what a pretty recipe, and lovely to have peach and feta together - a nice pairing. I have not tried purslane. I quite like Nasturtium leaves in salads too - slightly peppery like rocket. Also Sorrel is nice but not sure how it would work with feta. WIll have to order some Purslane seeds.
Gina C. August 18, 2014
I see it pop up in my garden quite a lot, but I'm always worried I'll confuse it with the other weed that looks similar, starts with an "s" and is poisonous. But this salad sounds so good, I will have to do my research so I pick the right one to try this!
almacucina August 18, 2014
Great minds think alike! I paired purslane with fruit as we'll in this simple salad -
gingerroot August 18, 2014
My introduction to purslane was testing linzarella's Purslane Salad here on food52. I was so glad I did because it is such a delicious combination of flavors and textures - I've made it many times since. The purslane lends a citrusy note and I like that it is sturdy and can stand up to dressing. I can't wait to try this salad with peaches.
Bradley M. August 18, 2014
This may sound weird, but I grazed some purslane once. All fours, face to the ground. Much more fun than weeding it.
aargersi August 18, 2014
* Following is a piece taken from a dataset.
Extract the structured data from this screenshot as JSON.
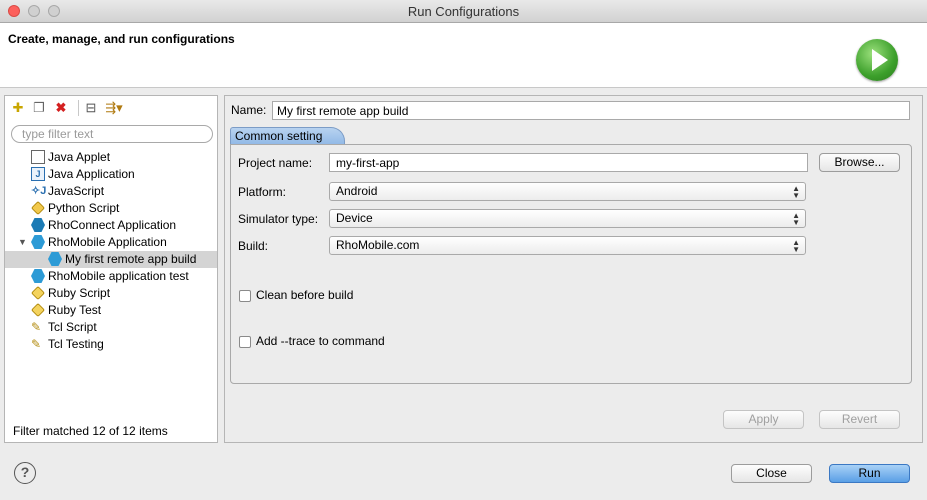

I need to go pick what I THINK is purslane and post a photo - then if it is I will salad-ify it!!
AdeleK August 18, 2014
I have only used it is salads but if there is anything else you can do with it I would like to learn.
AntoniaJames August 18, 2014
I've never used purslane; in fact, I'm not sure I've even ever tasted it. Definitely need to do something about that. Thank you for the interesting post. ;o)